- At Bretton woods, they were trying to create a world where war and depression couldn’t happen again
- They created 3 institutions
- IMF: works with countries that are having problems with money and debt. IMF gives advice on how to change internal policies and structures in order to fix their problems
- World Bank: Poverty is a big mitigating force in conflict and violence. If you can help countries grow and create jobs, there is a better chance of peace. So, the world bank is a lending institution. It lends money to poor countries for economic development
- WTO: Promotes global trade and free trade. Also functions as a courtroom for unresolved trade disputes between States
The Keystone International Economic Organizations (KIEOs)
The International Monetary Fund (IMF)
- The IMF was created to stabilize exchange rates by pegging rates to gold and the US dollar (The gold standard ended in 1971)
- Prior to that time countries would devalue their currency to make their exports cheaper and imports more expensive to deal with the balance of payments problems. The IMF could issue short term loans to help countries deal with these problems without affecting trade
- This is more important than creating the gold standard
The World Bank
- The world bank was created to provide long term loans for postwar reconstruction in Europe and the development of the “third world” ( the global south)
- Servicing foreign debt was one of the problems that led to WWII
- Europe intimately relied on the Marshall Plan so the World Bank focused on developing countries instead
The World Trade Organization
- The GATT was created three years after Bretton Woods. It was created to lower tariffs between countries, develop rules for trade, and settle trade disputes. It is now called the World Trade Organization.
Why did Bretton Woods Fail?
In short, the KIEOs give out loans to poor countries that cannot be paid back and don't lead to economic improvements, putting poor counties further into debt.
The US made the rules at Bretton Woods, so every other country has to follow western ideals:
- Fiscal discipline, reducing budget deficits
- Reduced public expenditure, especially military and administration
- Tax reform to create a broad base and increased enforcement
- Financial liberalization
- Promotion of foreign direct investment (FDI)
- Privatization of state enterprises
- Deregulation of the economy
- Protection for private property rights
The policies are called "The Washington Consensus" and any developing country that wants a loan must agree to them. Developing countries need loans, so they have to agree to the US' terms. But the policies make it impossible for developing countries to use the loan effectively.
Political scientist Thomas Friedman argues that only the private markets can remedy the situation: "In the end, if you want higher standards of living in a world without walls, the free market is the only ideological alternative left. One road. Different speeds. But one road.”
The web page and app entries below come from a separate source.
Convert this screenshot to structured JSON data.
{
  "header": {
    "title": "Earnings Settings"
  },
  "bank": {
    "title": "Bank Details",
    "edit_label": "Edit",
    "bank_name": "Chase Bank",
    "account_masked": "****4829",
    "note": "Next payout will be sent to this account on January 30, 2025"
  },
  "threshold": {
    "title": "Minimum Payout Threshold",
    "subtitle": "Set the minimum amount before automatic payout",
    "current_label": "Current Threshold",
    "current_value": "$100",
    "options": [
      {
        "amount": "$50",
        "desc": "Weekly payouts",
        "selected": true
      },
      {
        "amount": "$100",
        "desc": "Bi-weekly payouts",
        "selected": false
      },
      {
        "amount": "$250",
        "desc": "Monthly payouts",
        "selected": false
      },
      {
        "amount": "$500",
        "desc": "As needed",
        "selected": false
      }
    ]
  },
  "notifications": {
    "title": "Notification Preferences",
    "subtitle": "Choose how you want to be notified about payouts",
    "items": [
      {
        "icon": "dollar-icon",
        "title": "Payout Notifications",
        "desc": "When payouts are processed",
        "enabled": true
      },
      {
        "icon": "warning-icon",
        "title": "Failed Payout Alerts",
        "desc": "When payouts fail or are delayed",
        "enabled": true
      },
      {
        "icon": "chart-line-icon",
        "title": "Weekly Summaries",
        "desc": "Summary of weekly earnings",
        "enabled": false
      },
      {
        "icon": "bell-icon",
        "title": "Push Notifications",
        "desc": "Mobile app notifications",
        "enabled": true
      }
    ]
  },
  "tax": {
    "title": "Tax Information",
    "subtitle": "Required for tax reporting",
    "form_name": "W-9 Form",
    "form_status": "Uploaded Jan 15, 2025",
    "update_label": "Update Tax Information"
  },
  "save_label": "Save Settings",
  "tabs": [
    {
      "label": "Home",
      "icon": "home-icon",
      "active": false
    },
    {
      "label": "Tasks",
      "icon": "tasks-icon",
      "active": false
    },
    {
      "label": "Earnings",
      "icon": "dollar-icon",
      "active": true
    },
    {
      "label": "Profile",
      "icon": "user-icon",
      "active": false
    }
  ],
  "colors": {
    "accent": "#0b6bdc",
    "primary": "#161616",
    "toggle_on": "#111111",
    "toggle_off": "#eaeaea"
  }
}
Many of the loans given to poor countries are taken by the authoritarian leaders of those countries. In many cases, that money is used to enrich local businesses and the Western multinational corporations that do business there. In almost all cases, the citizens of the poor countries receiving loans do not receive any of the money themselves.
The loans usually end up making life worse for the citizens of poor countries. The loans mandate lower public spending: fewer social programs and less education. And, when businesses receive the money, they often create more environmental pollution and increased inequality between the business class and the working class.
Why should we care?
We're in America, why should we care that these things are happening abroad? We're doing fine in America.
- We should always care about humanitarian issues.
- Poverty creates resentment and anger. The anger of the citizens in poor countries will be directed at both the poor countries' corrupt government and the government that is giving out the loans (the US) – keeping them poor. This anger will develop into terrorism. It already has in the past. Marginalized people from poor countries did the 9/11 attack. It is not just a humanitarian concern, it is also a national security concern.
This article is based on information from Global Political Economy by Theodore Cohn and notes from Dr. Lorelei Moosbrugger.